--- Given data ---
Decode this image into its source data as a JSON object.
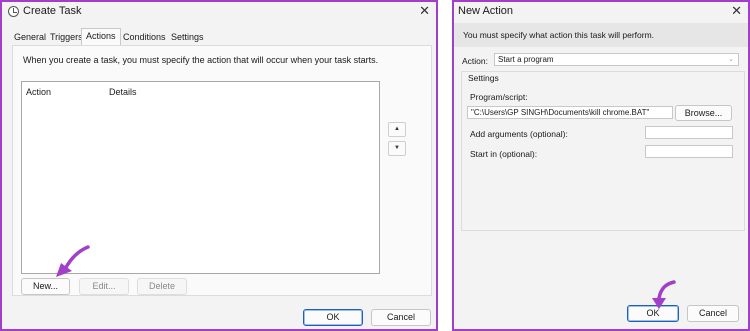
{
  "create_task": {
    "title": "Create Task",
    "tabs": [
      "General",
      "Triggers",
      "Actions",
      "Conditions",
      "Settings"
    ],
    "active_tab": "Actions",
    "description": "When you create a task, you must specify the action that will occur when your task starts.",
    "columns": {
      "action": "Action",
      "details": "Details"
    },
    "buttons": {
      "new": "New...",
      "edit": "Edit...",
      "delete": "Delete",
      "ok": "OK",
      "cancel": "Cancel"
    },
    "close_glyph": "✕",
    "scroll_up": "▲",
    "scroll_down": "▼"
  },
  "new_action": {
    "title": "New Action",
    "header": "You must specify what action this task will perform.",
    "action_label": "Action:",
    "action_value": "Start a program",
    "settings_label": "Settings",
    "program_label": "Program/script:",
    "program_value": "\"C:\\Users\\GP SINGH\\Documents\\kill chrome.BAT\"",
    "browse": "Browse...",
    "args_label": "Add arguments (optional):",
    "args_value": "",
    "startin_label": "Start in (optional):",
    "startin_value": "",
    "ok": "OK",
    "cancel": "Cancel",
    "close_glyph": "✕",
    "chevron": "⌄"
  },
  "colors": {
    "annotation_arrow": "#a23fc9",
    "window_border": "#a23fc9",
    "primary_border": "#1f5fb8"
  }
}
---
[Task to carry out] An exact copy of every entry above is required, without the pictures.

[Written solution]
Decode this image into its source data as a JSON object.
{
  "create_task": {
    "title": "Create Task",
    "tabs": [
      "General",
      "Triggers",
      "Actions",
      "Conditions",
      "Settings"
    ],
    "active_tab": "Actions",
    "description": "When you create a task, you must specify the action that will occur when your task starts.",
    "columns": {
      "action": "Action",
      "details": "Details"
    },
    "buttons": {
      "new": "New...",
      "edit": "Edit...",
      "delete": "Delete",
      "ok": "OK",
      "cancel": "Cancel"
    },
    "close_glyph": "✕",
    "scroll_up": "▲",
    "scroll_down": "▼"
  },
  "new_action": {
    "title": "New Action",
    "header": "You must specify what action this task will perform.",
    "action_label": "Action:",
    "action_value": "Start a program",
    "settings_label": "Settings",
    "program_label": "Program/script:",
    "program_value": "\"C:\\Users\\GP SINGH\\Documents\\kill chrome.BAT\"",
    "browse": "Browse...",
    "args_label": "Add arguments (optional):",
    "args_value": "",
    "startin_label": "Start in (optional):",
    "startin_value": "",
    "ok": "OK",
    "cancel": "Cancel",
    "close_glyph": "✕",
    "chevron": "⌄"
  },
  "colors": {
    "annotation_arrow": "#a23fc9",
    "window_border": "#a23fc9",
    "primary_border": "#1f5fb8"
  }
}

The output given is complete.